Frazier really did hit slabs of meat and run up the stairs of Philadelphia - and remained there to open a gym for boxers.
And they give the statue to a sawed off mediocre actor. It should be Joe Frazier up there- and to a large extent it isn’t because of Ali.

Ali and Babe Ruth were the two greatest sorts celebrities of the 20th century - without question.
But now you are seeing a sanitized story hijacked by many people like Al Sharpton who have an agenda

MikeN said...

Are there any black leaders today opposed to interracial marriage like Ali was?

McAlvie said...

What always strikes me when I remember Ali at his peak was that he was so larger than life, and yet he always seemed conscious of his status as a role model. Heaven help me, I'm starting to sound like an old geezer; but I do think that even prize fighters had more class back then. Oh, I know he had a lot of flaws, too; but he went on to use his celebrity status to do a lot of good. And a lot of the flaws, well we would see them as flaws today; but it has to be remembered that the world was a very, very different place in the 70s.

Anonymous said...

Here's Ali when he went back to Ireland to rediscover his roots:

Ali was arguably the greatest mixed-race boxer of all time.

Jahn Ghalt said...


Judging by complexion and their self-identification I had a "black" foster child whose maternal grandmother was "white".

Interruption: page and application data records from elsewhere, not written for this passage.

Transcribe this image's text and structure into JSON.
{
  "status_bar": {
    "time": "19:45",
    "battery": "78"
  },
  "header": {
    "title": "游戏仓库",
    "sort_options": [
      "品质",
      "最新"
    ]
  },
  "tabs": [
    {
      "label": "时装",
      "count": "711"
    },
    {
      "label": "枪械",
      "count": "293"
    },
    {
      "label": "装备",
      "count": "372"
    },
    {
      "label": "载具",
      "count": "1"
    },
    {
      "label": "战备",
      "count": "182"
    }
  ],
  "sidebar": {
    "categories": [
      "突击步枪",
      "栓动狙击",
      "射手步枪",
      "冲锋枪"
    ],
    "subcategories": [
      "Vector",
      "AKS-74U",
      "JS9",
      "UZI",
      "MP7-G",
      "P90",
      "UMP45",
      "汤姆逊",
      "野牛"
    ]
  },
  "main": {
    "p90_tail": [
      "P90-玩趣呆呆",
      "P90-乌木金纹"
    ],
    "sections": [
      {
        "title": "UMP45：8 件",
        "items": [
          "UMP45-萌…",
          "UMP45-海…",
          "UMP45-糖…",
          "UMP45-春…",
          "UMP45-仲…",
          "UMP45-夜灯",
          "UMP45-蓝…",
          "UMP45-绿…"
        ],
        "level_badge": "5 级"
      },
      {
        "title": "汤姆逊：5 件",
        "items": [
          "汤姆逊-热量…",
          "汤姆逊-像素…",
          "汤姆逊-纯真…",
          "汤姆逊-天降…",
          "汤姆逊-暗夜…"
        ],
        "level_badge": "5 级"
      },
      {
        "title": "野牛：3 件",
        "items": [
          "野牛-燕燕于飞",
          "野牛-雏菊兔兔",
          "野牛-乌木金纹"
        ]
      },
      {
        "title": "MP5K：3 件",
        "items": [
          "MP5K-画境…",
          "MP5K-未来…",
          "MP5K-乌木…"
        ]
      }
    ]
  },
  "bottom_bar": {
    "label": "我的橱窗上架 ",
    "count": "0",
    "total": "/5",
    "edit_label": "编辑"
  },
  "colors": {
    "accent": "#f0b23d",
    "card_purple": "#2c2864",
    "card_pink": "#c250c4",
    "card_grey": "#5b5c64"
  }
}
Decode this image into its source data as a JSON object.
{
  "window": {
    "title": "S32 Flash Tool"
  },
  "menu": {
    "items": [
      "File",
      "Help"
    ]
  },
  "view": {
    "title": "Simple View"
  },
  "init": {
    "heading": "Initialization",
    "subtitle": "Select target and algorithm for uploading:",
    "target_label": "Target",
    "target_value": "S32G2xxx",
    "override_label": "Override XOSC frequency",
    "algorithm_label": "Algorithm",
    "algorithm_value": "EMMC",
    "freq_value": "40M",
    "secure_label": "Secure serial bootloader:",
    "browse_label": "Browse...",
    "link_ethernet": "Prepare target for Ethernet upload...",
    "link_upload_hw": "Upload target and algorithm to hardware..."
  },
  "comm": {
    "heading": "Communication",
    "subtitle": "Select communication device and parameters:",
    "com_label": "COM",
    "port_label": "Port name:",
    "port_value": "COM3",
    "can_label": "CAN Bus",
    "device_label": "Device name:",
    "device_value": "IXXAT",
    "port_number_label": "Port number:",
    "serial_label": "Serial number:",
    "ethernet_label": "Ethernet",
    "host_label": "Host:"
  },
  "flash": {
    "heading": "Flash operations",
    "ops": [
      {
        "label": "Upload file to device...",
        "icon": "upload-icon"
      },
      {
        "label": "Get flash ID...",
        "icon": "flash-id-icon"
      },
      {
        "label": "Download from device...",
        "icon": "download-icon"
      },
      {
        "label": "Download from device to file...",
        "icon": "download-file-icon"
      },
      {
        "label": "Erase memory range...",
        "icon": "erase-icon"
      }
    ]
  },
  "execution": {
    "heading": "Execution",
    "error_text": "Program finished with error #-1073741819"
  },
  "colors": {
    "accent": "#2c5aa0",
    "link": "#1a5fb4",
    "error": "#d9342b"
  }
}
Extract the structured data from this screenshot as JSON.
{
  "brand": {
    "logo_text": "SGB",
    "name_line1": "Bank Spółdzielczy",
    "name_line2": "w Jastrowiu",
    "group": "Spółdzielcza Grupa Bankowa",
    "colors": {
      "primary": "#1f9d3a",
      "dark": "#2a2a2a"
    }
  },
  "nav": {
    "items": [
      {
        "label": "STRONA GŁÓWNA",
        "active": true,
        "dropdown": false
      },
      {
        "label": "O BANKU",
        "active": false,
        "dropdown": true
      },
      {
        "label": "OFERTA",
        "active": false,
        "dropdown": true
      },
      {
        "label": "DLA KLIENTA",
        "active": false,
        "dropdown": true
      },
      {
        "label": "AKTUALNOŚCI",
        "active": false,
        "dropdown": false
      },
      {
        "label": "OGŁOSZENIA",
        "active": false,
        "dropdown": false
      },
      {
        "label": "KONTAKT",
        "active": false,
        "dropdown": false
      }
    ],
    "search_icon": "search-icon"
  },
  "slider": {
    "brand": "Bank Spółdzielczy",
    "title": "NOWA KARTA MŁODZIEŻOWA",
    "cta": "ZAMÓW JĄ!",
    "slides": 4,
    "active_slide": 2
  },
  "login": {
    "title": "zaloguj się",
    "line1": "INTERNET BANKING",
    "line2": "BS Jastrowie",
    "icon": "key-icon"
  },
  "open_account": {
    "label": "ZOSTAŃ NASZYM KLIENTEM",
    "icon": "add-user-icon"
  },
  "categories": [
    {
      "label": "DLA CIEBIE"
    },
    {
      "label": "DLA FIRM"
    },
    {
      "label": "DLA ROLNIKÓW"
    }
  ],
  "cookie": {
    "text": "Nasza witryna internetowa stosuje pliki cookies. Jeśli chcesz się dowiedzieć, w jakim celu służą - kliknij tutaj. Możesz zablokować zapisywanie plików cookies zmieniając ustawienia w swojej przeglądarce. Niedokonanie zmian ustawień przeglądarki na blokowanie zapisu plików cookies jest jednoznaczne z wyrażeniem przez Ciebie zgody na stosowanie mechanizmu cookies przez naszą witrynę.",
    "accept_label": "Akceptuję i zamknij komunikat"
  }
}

I once recounted a statement from Nicholas Wade's The Dawn of Man that DNA "parsing" (of Y-chromosomes and certain mitochondria) had determined to a high degree of confidence that all humans presently alive are descended from a single "Chromosomal Adam" who lived about 50,000 years ago and a "Mitochondrial Eve" who lived about 150,000 years ago.

Said another way all the lines of Adam's brothers and Eve's sisters have died out.

Grandma chewed on this awhile and remarked in her very dry fashion: "so we're all black".

Ali may have had much more recent Irish roots, but since Wade and Grandma, the idea of race has become both genetically determinable yet more diffuse.

Unknown said...

Joe Dimaggio. That is another icon in sports. Ali came to my Chicago high school to help promote some politician. Didn't know who the politician was, still don't, but REALLY enjoyed the visit. Amazing man. Funny how he is now praised for his anti-war stance, but Jane Fonda is still the enemy because of false stories.

Anonymous said...

Jane Fonda is still the enemy because of false stories.

Jane Fonda took pictures with the NVA sitting on a gun turret pretending to shoot down American planes.
At the time she was only a couple of miles from the Hanoi Hilton, where American pilots had been tortured for years.
She claims she was duped.
An actress from a theatrical family being duped by cameras.
BTW- after the Americans left, she has yet to mention the boat people (150,000), Khmer Rouge or Cambodian genocide (2 million dead). She was busy in Malibu making California Suite and Fun With Dick and Jane.
She's also dissed many of the people who called her out.
All that is true and it's enough for me.

Johnny Walker said...

Thanks for the recommendations!